What is art? Art grows from joy and sorrow. But mostly from sorrow. It grows from human lives.Edvard Munch

How do you handle your struggle? Your pain? What outlet do you use to channel that hurt into something of meaning and something of beauty?

Do you write lyrics?

Write poems?

Do you express yourself on a canvas? A blog post?

We make comics.

Comics with stories and characters with purpose that fold in the issues and realities we go through daily and tell them through the perspective of men and women who so happen to be superheroes.

When we started Arclight, we knew we needed a cast of characters to be able to tell the kinds of stories we were going to tell today.

So we built a company that was inclusive and representative; that did not exclude, did not discriminate, and held no prejudice or bias against one particular group of people. And at the helm of this ship, as a Black man, naturally I created what came from within and what I knew.

And what I knew was that we were in trouble.

In fact, we had been in trouble. The Black life was disposable. It seemed to matter less. And I felt powerless. Powerless against a system designed to allow the murder of Black boys, Black men, Black girls and Black women slide under a proverbial rug and continue living life as if nothing had happened.

And that hurt.

That stung.


Are were we that inferior? Are we considered that much less to where this concept of justice never, ever shines its light on our front door?

And out of those questions, out of that hurt and pain of seeing body after body lie lifelessly in the street—from Trayvon, to Oscar, to Mike and countless others—I had to do something with this feeling of being hopeless and without power.

So I wrote our first mini issue: Enough Is Enough

In this space—in this fictional world—I was able to stop all of this. I had the power. I had the strength, the speed. I felt responsible and heroic, shutting out the reality of the situation and just for a few moments in time connecting with my larger-than-life self in the shoes of one of our characters: Bolt.

There’s levels to this

You may be unaware of this, but Bolt’s real name is Trevaughn Grant, which made him the perfect character to tell this story through.

His name is a combination of Trayvon Martin’s first name with a different spelling and Oscar Grant’s last name. So I am in constant remembrance of the lives that continue to be taken by people who volunteer themselves to be executioner when it isn’t called for.
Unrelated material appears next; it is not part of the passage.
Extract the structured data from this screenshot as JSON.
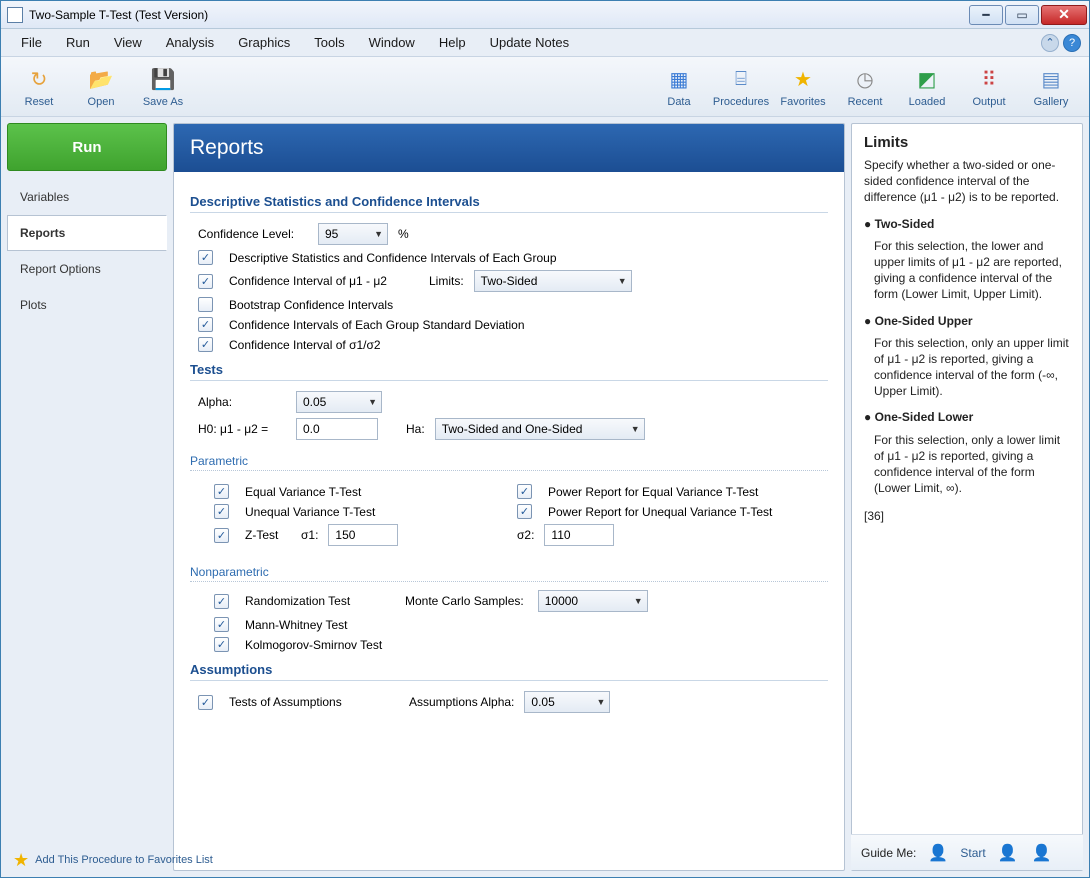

This story was meant to put the power back in our hands even if for a brief moment in time. To give a life back before it was unjustly taken. To let the world know that Black Lives Matter, and when we rise, when we use our gifts, our talents, and our collective strength, we are absolutely unstoppable.

When we rise and use our collective strength, we are unstoppable.

There’s also a level of responsibility

There was a moral responsibility with this story, too. Not all police are evil. Not all are bad. There are upstanding men and women on the force who would do anything for someone like me to make sure I got the protection from them if I needed it.

It’s not about Black people v. Police.

It’s a fight against police brutality, an unfair justice system, and those who continue to take the lives of Black, United States citizens without consequence. And in this story, in this world, someone who looked like me was able to save the day and correct these wrongs within our society so that a young man, not that much older than Tamir Rice, could live to see another day.